While originally verbally committed to Arizona, the 5-foot-11, 170-pound infielder flipped his commitment to the Tigers to follow head coach Jay Johnson to the program.

“The day after Jay went to LSU he gave me a call and said ‘Hey, I want you here with me,’” Roellig said. “So he brought me there with him.” 

Given his relationship with the coaching staff, the team never wavered in its commitment to Roellig, even with his severe injury.

“[Jay] was just hoping for a speedy recovery which did happen and said as long as I’m good by January and February I was fine,” Roellig said. “I still have my scholarship so I’m good. Knowing that the coaches still believe in me even after the surgery, that just motivates me so much to go out there and do my thing. Just don’t think about it and have fun.”

Of course, Roellig understands the significance of playing for a program like LSU. Given their 231 MLB draft selections and eight players currently playing in the major leagues, the Tigers are one of the best at producing high-end baseball talent, something Roellig is well aware of.

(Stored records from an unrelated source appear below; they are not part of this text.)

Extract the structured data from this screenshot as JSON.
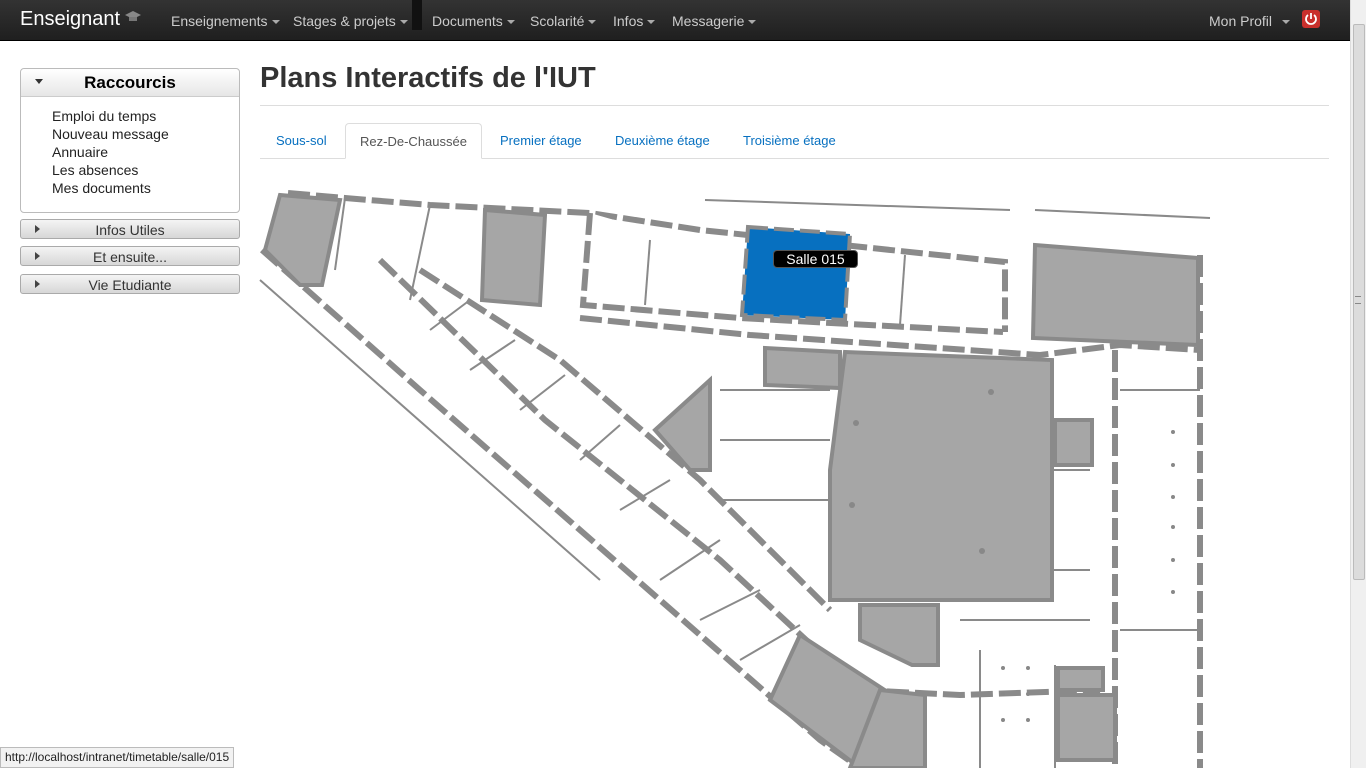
{
  "navbar": {
    "brand": "Enseignant",
    "items": [
      {
        "label": "Enseignements"
      },
      {
        "label": "Stages & projets"
      },
      {
        "label": "Documents"
      },
      {
        "label": "Scolarité"
      },
      {
        "label": "Infos"
      },
      {
        "label": "Messagerie"
      }
    ],
    "profile": "Mon Profil",
    "power_icon": "power-icon",
    "power_color": "#c9302c"
  },
  "sidebar": {
    "shortcuts_title": "Raccourcis",
    "shortcuts": [
      "Emploi du temps",
      "Nouveau message",
      "Annuaire",
      "Les absences",
      "Mes documents"
    ],
    "sections": [
      "Infos Utiles",
      "Et ensuite...",
      "Vie Etudiante"
    ]
  },
  "main": {
    "title": "Plans Interactifs de l'IUT",
    "tabs": [
      "Sous-sol",
      "Rez-De-Chaussée",
      "Premier étage",
      "Deuxième étage",
      "Troisième étage"
    ],
    "active_tab": "Rez-De-Chaussée",
    "map": {
      "tooltip": "Salle 015",
      "highlight_color": "#0770c0",
      "occupied_color": "#a6a6a6",
      "wall_color": "#8a8a8a"
    }
  },
  "statusbar": {
    "url": "http://localhost/intranet/timetable/salle/015"
  }
}
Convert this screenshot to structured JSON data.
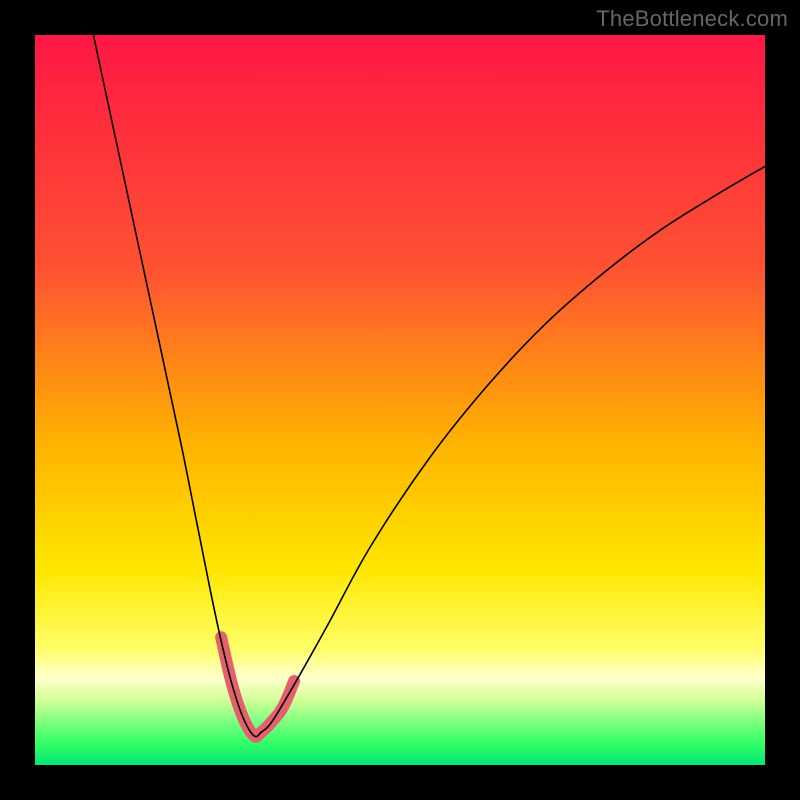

“LSU has always been one of the top programs in the nation and just me with LSU on my chest is going to do enough work for me,” Roellig said. “I want to get drafted. I want to make my family proud.”

Austen Roellig LSU Baseball
Roellig hopes his time at LSU will help him achieve his dreams of being drafted into the MLB. (Courtesy: Austen Roellig)

But before he makes his way to campus, Roellig still has one final season with the Eagles. For his finale, the senior has one goal in mind.

“I want to win another championship; I want to win another championship,” Roellig said. “No matter what it takes.”